approximately 400F(200C);variation in peak stress levels above
the nominal endurance strength for some periods of
time;vibration;residual stresses; case hardening; interference fits;
corrosion; thermal cycling; plating or surface coating; and stresses
not accounted for in the basic stress analysis.
5. Compute
6. For parts of the shaft subjected to only reversed
bending, let the design stress be
R s n n
C C s s =
'
17)  (12 /
'
N s
n d
= o
Design factor,N
Under typical industrial conditions, the design
factor of N=3 is recommended. If the application
is very smooth, a value as low as N=2 may be
justified. Under conditions of shock or
impact,N=4 or higher should be used, and careful
testing is advised.
126 shafts in bending and torsion only
Examples of shafts subjected to bending and torsion only
are those carrying spur gears, vbelt sheaves, or chain
sprockets.

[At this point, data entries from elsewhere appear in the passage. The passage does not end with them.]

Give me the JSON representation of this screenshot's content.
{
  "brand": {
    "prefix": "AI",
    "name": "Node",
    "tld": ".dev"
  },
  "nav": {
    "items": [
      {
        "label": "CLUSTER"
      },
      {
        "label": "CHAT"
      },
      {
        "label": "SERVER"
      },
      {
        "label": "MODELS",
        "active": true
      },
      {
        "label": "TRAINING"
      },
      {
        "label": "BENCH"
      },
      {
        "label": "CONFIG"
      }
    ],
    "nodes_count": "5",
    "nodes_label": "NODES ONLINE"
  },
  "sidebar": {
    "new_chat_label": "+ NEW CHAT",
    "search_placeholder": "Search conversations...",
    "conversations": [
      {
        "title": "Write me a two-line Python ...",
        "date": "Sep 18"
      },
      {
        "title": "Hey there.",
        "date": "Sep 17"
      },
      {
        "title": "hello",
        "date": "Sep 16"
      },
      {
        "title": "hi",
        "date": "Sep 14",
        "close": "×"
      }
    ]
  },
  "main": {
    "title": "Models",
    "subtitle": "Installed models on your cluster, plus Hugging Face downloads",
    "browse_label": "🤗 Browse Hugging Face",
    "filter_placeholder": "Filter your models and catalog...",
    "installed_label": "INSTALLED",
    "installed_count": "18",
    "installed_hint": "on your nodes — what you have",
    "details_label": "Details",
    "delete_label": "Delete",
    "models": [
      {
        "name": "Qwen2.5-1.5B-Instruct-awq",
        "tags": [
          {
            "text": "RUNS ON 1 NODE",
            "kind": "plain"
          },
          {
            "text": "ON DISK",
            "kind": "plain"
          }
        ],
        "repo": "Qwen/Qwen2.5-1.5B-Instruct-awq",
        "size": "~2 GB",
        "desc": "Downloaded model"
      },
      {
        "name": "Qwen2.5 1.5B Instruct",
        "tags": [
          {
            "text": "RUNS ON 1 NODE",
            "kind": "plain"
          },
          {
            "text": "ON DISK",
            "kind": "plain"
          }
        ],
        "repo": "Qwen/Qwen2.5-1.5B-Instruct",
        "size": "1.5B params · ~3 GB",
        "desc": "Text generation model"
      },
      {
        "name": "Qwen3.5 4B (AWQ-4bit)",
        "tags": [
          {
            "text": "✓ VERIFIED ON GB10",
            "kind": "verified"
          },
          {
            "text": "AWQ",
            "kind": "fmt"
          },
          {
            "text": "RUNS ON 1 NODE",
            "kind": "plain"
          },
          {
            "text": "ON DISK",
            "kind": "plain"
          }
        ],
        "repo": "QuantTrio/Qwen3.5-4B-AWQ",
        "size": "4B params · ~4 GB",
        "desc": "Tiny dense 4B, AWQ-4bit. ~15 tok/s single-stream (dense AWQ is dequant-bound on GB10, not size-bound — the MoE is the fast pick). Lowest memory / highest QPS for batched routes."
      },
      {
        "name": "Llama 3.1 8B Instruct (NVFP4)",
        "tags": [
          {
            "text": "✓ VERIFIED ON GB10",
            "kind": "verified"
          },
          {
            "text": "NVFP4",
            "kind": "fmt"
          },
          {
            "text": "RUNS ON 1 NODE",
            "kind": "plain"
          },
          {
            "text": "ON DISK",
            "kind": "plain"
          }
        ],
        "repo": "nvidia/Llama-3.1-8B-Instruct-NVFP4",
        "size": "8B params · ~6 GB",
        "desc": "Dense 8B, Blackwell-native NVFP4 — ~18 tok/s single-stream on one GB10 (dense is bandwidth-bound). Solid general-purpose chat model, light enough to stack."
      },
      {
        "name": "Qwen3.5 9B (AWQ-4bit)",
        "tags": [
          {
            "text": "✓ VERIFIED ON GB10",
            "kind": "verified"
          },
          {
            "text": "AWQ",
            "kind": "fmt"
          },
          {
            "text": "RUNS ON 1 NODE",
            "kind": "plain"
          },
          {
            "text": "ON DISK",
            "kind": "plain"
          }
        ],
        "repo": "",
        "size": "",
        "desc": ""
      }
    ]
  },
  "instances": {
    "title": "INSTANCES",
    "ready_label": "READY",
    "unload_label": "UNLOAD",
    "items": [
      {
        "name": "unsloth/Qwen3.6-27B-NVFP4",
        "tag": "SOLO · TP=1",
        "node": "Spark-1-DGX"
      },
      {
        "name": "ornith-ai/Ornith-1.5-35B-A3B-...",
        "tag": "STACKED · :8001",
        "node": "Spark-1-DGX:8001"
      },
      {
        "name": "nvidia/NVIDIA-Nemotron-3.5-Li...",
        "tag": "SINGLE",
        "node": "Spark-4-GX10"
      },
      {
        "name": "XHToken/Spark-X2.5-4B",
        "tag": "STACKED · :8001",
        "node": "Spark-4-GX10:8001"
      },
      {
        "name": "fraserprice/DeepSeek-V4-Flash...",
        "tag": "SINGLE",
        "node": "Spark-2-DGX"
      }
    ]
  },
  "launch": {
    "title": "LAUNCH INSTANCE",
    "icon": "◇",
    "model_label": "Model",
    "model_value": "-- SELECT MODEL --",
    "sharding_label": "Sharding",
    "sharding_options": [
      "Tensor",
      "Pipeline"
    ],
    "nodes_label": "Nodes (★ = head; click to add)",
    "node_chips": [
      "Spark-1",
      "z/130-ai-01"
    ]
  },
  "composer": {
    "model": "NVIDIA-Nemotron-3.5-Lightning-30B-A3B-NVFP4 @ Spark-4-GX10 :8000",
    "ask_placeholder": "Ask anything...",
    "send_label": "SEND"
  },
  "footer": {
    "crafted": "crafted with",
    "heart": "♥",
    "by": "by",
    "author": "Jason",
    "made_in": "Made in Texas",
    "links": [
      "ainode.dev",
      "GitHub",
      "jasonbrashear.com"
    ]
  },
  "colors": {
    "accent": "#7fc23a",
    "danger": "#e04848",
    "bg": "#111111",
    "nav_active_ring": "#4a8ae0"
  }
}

The power being transmitted causes the torsion,
and the transverse forces on the elements cause bending. In
the general case, the transverse forces do not all act in the
same plane. In such cases, the bending moment diagrams
for two perpendicular planes are prepared first. Then the
resultant bending moment at each point of interest is
determined.
A design equation is now developed based on the
assumption that the bending stress in the shaft is
repeated and reversed as the shaft rotates, but that
the torsional shear stress is nearly uniform. The
design equation is based on the principle shown
graphically in figure 1210 in which the vertical
axis is the ratio of the reversed bending stress to
the endurance strength of the material. The
horizontal axis is the ratio of the torsional shear
stress to the yield strength of the material in shear.
The points having the value of 1.0 on these axes indicate
impending failure in pure bending or pure torsion,
respectively.experimental data show that failure under
combinations of bending and torsion roughly follows the
curve connecting these two points, which obeys the
following equation:
1 ) / 3 ( ) /s N (k
only, first term in the bending for factor ion concentrat stress a int ,
1 ) / 3 ( ) /s (N
then
ory. energy the distorsion for the 3 / s use will we
18)  (12 1 ) / ( ) / (
2 2 '
n t
2 2 '
n
ys
2 2 '
= +
= +
=
= +
y
y
y
ys n
s N
roduce then
s N
s
s s
t o
t o
t o
T/(2S)
therefore
modulus section polar the is 16 / Z where
21)  (12 T/Z
is stress shear torsional the
modulus. section recangular the is 32 / D S
where
20)  (12 M/S
is M, moment, bending a to due stress bending the
shafts, circular solid, rotating,
3
p
p
3
=
=
=
=
=
t
t
t
t
o
D
f or
Substituting these relationships into equation(1219) gives
24)  (12
4
3 32
[
32 / S let
22)  (12 1 ]
2
3
[ ] [
3
2
2
'
3
2 2
'
(
(
+
(
=
=
= +
y n
t
y n
t
s
T
s
M k N
D
D
Ss
NT
Ss
NM K
t
t
128 recommended basic shafts
In U.S. Customary Unit System,diameter are usually
specified to be common fractions or their decimal ()
equivalents.
Appendix 2 lists the preferred basic sizes that you can use
for dimensions over which you have control in decimal
inch, fractionalinch, and metric units.
1
1
 
T
T
T
n d
P
W
T
t t s
~ =
3
6
3
2 . 0
10 55 . 9
10
MPa 713
t
T
MPaT
NmW
T
mm
3
n
rpmPkWd
mmt
T
MPa81
   
3 3
3
6
3
6
2 . 0
10 55 . 9
2 . 0
10 55 . 9
n
P
A
n
P
n
P
d
T T
=
>
t t
 
T
A
3
6
2 . 0 / 10 55 . 9 t =
81
t
T
At
T
A
3%7%
714
=d
1
/dd
1
d
2
431
M
ca
2 2
) ( T M M
ca
o + =
715
o
0.30.6
1.0
7
M
ca
  MPa
W
T M
W
M
ca
ca 1
2 2
) (
s
+
= = o
o
o
Wmm
3
82
o
1

3
1
S
ca
S
S
S S
S S
S
ca
>
+
=
2 2
t o
t o
717
S
K
S
m a
>
+
=
o o
o
o o
o
1
S
K
S
m a
>
+
=
t t
t
t t
t
1